(Dataset rows for apps and sites)
============
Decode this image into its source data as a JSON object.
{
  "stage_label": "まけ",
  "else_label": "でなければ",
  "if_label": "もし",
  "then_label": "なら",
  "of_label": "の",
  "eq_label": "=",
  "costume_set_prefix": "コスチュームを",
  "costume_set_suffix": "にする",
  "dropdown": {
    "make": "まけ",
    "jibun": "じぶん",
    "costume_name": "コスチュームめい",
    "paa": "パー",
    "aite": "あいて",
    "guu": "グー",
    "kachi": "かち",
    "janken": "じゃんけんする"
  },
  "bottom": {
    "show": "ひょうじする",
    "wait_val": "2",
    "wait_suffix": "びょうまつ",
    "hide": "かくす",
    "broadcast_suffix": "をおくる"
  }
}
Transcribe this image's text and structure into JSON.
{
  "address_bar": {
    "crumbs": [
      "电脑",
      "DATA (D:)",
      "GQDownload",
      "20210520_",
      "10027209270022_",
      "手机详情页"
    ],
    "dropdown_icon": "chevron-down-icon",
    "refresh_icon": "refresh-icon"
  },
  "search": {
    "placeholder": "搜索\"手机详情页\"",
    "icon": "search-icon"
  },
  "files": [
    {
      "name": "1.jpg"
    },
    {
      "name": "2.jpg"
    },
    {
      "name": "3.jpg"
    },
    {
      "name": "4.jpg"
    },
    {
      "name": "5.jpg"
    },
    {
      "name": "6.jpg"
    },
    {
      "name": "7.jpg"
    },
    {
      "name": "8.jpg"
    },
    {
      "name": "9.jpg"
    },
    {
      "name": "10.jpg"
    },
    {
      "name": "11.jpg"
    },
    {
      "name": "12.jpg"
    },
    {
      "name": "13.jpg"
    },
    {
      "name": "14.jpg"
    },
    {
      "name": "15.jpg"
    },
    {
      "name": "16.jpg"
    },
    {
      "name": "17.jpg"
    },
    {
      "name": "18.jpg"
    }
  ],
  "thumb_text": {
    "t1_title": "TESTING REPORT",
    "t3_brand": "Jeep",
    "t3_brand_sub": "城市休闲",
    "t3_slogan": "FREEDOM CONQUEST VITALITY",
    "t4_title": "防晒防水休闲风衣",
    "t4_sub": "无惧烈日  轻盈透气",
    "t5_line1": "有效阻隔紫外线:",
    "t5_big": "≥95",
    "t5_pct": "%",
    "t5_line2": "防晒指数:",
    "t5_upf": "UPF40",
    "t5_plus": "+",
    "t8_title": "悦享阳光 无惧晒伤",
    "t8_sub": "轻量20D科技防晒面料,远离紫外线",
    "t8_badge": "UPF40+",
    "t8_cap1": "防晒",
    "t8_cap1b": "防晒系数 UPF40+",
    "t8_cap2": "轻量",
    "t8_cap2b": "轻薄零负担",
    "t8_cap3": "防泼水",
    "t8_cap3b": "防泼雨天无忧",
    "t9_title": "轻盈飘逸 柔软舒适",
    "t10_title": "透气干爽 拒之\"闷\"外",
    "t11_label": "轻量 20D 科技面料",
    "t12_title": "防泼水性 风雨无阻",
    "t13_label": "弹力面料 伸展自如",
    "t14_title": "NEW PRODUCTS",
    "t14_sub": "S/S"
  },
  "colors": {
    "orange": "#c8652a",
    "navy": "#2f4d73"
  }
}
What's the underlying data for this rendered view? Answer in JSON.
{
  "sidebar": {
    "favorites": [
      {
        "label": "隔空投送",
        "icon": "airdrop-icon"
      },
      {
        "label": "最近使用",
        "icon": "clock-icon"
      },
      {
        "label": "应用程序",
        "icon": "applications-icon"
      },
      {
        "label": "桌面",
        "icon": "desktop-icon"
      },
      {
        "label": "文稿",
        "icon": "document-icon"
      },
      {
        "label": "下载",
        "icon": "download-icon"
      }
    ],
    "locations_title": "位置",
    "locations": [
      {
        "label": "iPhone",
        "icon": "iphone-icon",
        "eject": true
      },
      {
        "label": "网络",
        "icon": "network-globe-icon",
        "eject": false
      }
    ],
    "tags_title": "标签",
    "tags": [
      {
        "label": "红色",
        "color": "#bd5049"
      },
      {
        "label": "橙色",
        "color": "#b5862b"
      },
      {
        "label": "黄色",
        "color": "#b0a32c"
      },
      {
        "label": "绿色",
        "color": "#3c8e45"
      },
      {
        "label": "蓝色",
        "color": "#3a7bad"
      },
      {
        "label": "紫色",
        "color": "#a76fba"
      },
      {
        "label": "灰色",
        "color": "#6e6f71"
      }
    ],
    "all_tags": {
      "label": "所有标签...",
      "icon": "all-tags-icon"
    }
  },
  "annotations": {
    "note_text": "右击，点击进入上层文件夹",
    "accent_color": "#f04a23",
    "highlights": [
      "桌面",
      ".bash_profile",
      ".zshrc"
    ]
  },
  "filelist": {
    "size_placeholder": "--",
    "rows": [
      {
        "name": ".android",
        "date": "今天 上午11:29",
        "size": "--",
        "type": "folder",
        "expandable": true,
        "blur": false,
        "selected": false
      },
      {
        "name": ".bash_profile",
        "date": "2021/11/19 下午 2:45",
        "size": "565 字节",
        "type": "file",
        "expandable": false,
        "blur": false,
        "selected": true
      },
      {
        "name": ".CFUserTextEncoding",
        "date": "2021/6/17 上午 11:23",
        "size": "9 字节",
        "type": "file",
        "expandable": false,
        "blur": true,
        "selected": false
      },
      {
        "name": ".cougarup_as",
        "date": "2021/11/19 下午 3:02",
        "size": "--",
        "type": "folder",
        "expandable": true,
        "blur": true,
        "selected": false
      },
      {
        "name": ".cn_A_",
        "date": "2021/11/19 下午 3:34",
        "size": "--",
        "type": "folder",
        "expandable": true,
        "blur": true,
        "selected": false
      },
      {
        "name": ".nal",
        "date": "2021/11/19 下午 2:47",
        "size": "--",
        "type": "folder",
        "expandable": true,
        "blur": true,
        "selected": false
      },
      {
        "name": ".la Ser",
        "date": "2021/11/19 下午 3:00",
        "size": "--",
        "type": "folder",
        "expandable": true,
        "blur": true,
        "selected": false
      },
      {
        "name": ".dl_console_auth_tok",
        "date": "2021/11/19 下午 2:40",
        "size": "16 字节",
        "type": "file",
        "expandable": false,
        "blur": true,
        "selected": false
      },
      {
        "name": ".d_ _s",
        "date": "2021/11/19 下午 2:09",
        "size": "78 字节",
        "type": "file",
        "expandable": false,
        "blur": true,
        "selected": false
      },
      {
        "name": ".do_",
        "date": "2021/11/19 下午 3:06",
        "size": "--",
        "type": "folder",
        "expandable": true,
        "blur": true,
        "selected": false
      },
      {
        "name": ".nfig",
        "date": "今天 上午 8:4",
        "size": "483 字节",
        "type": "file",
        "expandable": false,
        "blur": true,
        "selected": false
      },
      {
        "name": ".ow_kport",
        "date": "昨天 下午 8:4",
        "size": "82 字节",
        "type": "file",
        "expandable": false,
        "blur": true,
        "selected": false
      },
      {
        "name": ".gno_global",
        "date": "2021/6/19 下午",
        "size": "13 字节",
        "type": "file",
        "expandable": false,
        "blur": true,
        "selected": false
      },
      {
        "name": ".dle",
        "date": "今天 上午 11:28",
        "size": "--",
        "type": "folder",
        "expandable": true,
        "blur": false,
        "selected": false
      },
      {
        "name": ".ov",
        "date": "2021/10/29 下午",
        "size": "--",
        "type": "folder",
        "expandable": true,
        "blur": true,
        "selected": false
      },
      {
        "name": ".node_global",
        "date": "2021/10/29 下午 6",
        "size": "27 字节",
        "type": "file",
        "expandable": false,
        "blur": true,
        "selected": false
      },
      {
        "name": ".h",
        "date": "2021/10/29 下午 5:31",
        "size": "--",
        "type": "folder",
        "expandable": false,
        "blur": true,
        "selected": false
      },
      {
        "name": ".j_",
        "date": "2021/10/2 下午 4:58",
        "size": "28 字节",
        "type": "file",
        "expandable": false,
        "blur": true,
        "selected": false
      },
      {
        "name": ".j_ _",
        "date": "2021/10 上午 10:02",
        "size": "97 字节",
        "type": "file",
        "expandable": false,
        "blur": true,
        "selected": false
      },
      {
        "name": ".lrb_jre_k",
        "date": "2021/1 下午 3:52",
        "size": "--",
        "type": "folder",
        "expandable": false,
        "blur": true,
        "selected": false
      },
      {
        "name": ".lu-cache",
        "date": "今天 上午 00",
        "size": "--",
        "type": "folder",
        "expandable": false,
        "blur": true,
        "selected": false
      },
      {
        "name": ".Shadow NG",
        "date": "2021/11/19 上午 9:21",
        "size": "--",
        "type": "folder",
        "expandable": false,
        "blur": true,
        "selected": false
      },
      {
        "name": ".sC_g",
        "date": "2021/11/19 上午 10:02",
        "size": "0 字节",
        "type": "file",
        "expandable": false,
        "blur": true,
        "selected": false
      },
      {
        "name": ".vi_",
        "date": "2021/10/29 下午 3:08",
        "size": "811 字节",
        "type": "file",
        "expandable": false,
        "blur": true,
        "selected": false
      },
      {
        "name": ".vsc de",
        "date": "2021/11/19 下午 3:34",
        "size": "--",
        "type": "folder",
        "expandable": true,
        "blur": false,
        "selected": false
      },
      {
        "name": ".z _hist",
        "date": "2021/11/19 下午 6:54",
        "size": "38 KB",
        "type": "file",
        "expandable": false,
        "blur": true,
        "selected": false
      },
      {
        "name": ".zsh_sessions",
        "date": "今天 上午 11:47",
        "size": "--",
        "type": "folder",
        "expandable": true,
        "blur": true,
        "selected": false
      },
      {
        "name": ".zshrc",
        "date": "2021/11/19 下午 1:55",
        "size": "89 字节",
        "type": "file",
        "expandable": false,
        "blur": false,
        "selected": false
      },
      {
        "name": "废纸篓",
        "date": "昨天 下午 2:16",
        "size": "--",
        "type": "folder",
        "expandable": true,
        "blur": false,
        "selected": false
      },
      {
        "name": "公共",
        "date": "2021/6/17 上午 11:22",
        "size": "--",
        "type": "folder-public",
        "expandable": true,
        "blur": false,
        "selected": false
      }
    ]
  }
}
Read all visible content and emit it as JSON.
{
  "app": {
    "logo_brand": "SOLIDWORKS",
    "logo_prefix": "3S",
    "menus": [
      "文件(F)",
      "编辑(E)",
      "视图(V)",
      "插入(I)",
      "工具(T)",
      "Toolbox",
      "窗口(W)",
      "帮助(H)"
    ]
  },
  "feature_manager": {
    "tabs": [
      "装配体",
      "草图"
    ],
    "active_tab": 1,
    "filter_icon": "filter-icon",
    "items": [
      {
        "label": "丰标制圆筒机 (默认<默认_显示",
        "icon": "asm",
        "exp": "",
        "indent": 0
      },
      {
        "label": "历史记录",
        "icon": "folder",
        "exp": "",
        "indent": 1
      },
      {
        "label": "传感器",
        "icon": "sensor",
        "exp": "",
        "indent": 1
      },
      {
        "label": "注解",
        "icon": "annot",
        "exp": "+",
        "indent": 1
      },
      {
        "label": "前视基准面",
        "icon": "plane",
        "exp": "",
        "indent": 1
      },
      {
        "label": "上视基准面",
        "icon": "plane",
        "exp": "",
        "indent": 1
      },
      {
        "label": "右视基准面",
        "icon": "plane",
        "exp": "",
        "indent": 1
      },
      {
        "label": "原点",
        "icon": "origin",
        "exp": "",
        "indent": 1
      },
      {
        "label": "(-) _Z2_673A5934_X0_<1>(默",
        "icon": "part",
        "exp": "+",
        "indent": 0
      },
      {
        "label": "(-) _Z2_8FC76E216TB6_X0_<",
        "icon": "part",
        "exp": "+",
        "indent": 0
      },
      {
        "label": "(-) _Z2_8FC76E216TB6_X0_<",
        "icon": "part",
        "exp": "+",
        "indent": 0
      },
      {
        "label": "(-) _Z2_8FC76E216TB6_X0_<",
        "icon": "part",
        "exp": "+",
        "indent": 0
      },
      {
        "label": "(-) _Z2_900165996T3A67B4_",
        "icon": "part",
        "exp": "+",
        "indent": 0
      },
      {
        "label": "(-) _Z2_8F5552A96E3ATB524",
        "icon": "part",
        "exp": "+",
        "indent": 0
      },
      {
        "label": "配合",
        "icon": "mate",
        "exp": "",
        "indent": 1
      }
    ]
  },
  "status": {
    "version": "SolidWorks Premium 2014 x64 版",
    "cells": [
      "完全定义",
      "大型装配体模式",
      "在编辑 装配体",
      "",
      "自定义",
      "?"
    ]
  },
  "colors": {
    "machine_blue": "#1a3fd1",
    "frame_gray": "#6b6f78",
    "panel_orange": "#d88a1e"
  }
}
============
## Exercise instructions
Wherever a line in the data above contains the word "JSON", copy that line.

## Finished task
Decode this image into its source data as a JSON object.
Transcribe this image's text and structure into JSON.
What's the underlying data for this rendered view? Answer in JSON.
Read all visible content and emit it as JSON.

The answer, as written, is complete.